BRIEF >> Set down all the data again. Change nothing.

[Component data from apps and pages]
______________________________

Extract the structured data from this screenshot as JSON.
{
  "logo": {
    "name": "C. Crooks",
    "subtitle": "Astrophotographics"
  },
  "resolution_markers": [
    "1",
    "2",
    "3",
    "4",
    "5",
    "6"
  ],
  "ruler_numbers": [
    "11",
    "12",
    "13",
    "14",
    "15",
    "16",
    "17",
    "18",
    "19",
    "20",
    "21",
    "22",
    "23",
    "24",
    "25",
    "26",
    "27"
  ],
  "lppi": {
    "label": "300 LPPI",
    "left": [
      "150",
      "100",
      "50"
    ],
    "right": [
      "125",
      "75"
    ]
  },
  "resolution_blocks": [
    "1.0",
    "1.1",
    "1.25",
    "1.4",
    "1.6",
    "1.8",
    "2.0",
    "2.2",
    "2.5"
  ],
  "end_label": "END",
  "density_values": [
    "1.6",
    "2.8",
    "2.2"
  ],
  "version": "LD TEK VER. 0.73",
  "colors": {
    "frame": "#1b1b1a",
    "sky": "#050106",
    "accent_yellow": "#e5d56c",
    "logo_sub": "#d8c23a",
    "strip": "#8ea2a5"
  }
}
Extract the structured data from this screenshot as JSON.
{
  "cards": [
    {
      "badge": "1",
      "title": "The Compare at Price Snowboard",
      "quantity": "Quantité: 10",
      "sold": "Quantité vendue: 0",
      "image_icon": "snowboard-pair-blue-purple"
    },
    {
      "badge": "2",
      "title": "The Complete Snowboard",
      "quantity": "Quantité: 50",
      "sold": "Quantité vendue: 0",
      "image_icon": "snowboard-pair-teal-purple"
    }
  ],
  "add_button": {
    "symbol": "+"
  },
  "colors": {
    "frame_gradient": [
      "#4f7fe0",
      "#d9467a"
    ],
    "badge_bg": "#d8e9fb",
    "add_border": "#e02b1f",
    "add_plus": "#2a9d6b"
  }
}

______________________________

TASK ANSWER >>
Extract the structured data from this screenshot as JSON.
{
  "logo": {
    "name": "C. Crooks",
    "subtitle": "Astrophotographics"
  },
  "resolution_markers": [
    "1",
    "2",
    "3",
    "4",
    "5",
    "6"
  ],
  "ruler_numbers": [
    "11",
    "12",
    "13",
    "14",
    "15",
    "16",
    "17",
    "18",
    "19",
    "20",
    "21",
    "22",
    "23",
    "24",
    "25",
    "26",
    "27"
  ],
  "lppi": {
    "label": "300 LPPI",
    "left": [
      "150",
      "100",
      "50"
    ],
    "right": [
      "125",
      "75"
    ]
  },
  "resolution_blocks": [
    "1.0",
    "1.1",
    "1.25",
    "1.4",
    "1.6",
    "1.8",
    "2.0",
    "2.2",
    "2.5"
  ],
  "end_label": "END",
  "density_values": [
    "1.6",
    "2.8",
    "2.2"
  ],
  "version": "LD TEK VER. 0.73",
  "colors": {
    "frame": "#1b1b1a",
    "sky": "#050106",
    "accent_yellow": "#e5d56c",
    "logo_sub": "#d8c23a",
    "strip": "#8ea2a5"
  }
}
Extract the structured data from this screenshot as JSON.
{
  "cards": [
    {
      "badge": "1",
      "title": "The Compare at Price Snowboard",
      "quantity": "Quantité: 10",
      "sold": "Quantité vendue: 0",
      "image_icon": "snowboard-pair-blue-purple"
    },
    {
      "badge": "2",
      "title": "The Complete Snowboard",
      "quantity": "Quantité: 50",
      "sold": "Quantité vendue: 0",
      "image_icon": "snowboard-pair-teal-purple"
    }
  ],
  "add_button": {
    "symbol": "+"
  },
  "colors": {
    "frame_gradient": [
      "#4f7fe0",
      "#d9467a"
    ],
    "badge_bg": "#d8e9fb",
    "add_border": "#e02b1f",
    "add_plus": "#2a9d6b"
  }
}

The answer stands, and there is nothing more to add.